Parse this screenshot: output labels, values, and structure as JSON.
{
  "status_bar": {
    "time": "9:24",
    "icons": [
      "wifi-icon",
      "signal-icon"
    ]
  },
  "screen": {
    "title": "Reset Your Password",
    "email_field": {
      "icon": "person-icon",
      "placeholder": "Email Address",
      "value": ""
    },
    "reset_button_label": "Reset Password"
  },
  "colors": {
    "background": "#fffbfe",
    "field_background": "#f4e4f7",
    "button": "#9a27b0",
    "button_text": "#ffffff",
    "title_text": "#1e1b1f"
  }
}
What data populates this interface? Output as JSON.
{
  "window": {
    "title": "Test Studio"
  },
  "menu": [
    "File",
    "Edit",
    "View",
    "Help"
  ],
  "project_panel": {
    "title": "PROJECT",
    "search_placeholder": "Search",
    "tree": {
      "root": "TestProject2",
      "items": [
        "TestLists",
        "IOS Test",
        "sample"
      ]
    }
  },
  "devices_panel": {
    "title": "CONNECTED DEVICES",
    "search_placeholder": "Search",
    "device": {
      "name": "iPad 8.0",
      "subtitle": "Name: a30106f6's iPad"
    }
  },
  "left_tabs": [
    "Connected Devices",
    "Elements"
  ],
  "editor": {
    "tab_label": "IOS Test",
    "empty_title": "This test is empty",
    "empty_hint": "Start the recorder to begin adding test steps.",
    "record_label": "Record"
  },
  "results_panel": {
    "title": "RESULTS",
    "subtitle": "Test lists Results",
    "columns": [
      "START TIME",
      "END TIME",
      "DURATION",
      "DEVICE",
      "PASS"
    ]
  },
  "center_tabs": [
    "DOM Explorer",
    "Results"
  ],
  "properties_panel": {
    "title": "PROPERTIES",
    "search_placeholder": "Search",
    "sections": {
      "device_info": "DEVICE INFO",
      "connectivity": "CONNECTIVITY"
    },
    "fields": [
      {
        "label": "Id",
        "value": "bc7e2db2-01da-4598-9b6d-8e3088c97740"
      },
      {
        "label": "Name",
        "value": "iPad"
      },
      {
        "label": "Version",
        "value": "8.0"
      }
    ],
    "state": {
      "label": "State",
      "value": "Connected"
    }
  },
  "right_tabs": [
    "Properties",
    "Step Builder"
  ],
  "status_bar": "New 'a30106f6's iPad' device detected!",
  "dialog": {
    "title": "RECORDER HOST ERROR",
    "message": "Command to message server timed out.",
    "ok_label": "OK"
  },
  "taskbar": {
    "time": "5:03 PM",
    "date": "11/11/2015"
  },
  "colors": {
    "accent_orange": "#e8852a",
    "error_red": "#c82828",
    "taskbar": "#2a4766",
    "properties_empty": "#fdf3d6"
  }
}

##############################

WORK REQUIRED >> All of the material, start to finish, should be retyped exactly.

RESULT OF THIS TASK >>
Parse this screenshot: output labels, values, and structure as JSON.
{
  "status_bar": {
    "time": "9:24",
    "icons": [
      "wifi-icon",
      "signal-icon"
    ]
  },
  "screen": {
    "title": "Reset Your Password",
    "email_field": {
      "icon": "person-icon",
      "placeholder": "Email Address",
      "value": ""
    },
    "reset_button_label": "Reset Password"
  },
  "colors": {
    "background": "#fffbfe",
    "field_background": "#f4e4f7",
    "button": "#9a27b0",
    "button_text": "#ffffff",
    "title_text": "#1e1b1f"
  }
}
What data populates this interface? Output as JSON.
{
  "window": {
    "title": "Test Studio"
  },
  "menu": [
    "File",
    "Edit",
    "View",
    "Help"
  ],
  "project_panel": {
    "title": "PROJECT",
    "search_placeholder": "Search",
    "tree": {
      "root": "TestProject2",
      "items": [
        "TestLists",
        "IOS Test",
        "sample"
      ]
    }
  },
  "devices_panel": {
    "title": "CONNECTED DEVICES",
    "search_placeholder": "Search",
    "device": {
      "name": "iPad 8.0",
      "subtitle": "Name: a30106f6's iPad"
    }
  },
  "left_tabs": [
    "Connected Devices",
    "Elements"
  ],
  "editor": {
    "tab_label": "IOS Test",
    "empty_title": "This test is empty",
    "empty_hint": "Start the recorder to begin adding test steps.",
    "record_label": "Record"
  },
  "results_panel": {
    "title": "RESULTS",
    "subtitle": "Test lists Results",
    "columns": [
      "START TIME",
      "END TIME",
      "DURATION",
      "DEVICE",
      "PASS"
    ]
  },
  "center_tabs": [
    "DOM Explorer",
    "Results"
  ],
  "properties_panel": {
    "title": "PROPERTIES",
    "search_placeholder": "Search",
    "sections": {
      "device_info": "DEVICE INFO",
      "connectivity": "CONNECTIVITY"
    },
    "fields": [
      {
        "label": "Id",
        "value": "bc7e2db2-01da-4598-9b6d-8e3088c97740"
      },
      {
        "label": "Name",
        "value": "iPad"
      },
      {
        "label": "Version",
        "value": "8.0"
      }
    ],
    "state": {
      "label": "State",
      "value": "Connected"
    }
  },
  "right_tabs": [
    "Properties",
    "Step Builder"
  ],
  "status_bar": "New 'a30106f6's iPad' device detected!",
  "dialog": {
    "title": "RECORDER HOST ERROR",
    "message": "Command to message server timed out.",
    "ok_label": "OK"
  },
  "taskbar": {
    "time": "5:03 PM",
    "date": "11/11/2015"
  },
  "colors": {
    "accent_orange": "#e8852a",
    "error_red": "#c82828",
    "taskbar": "#2a4766",
    "properties_empty": "#fdf3d6"
  }
}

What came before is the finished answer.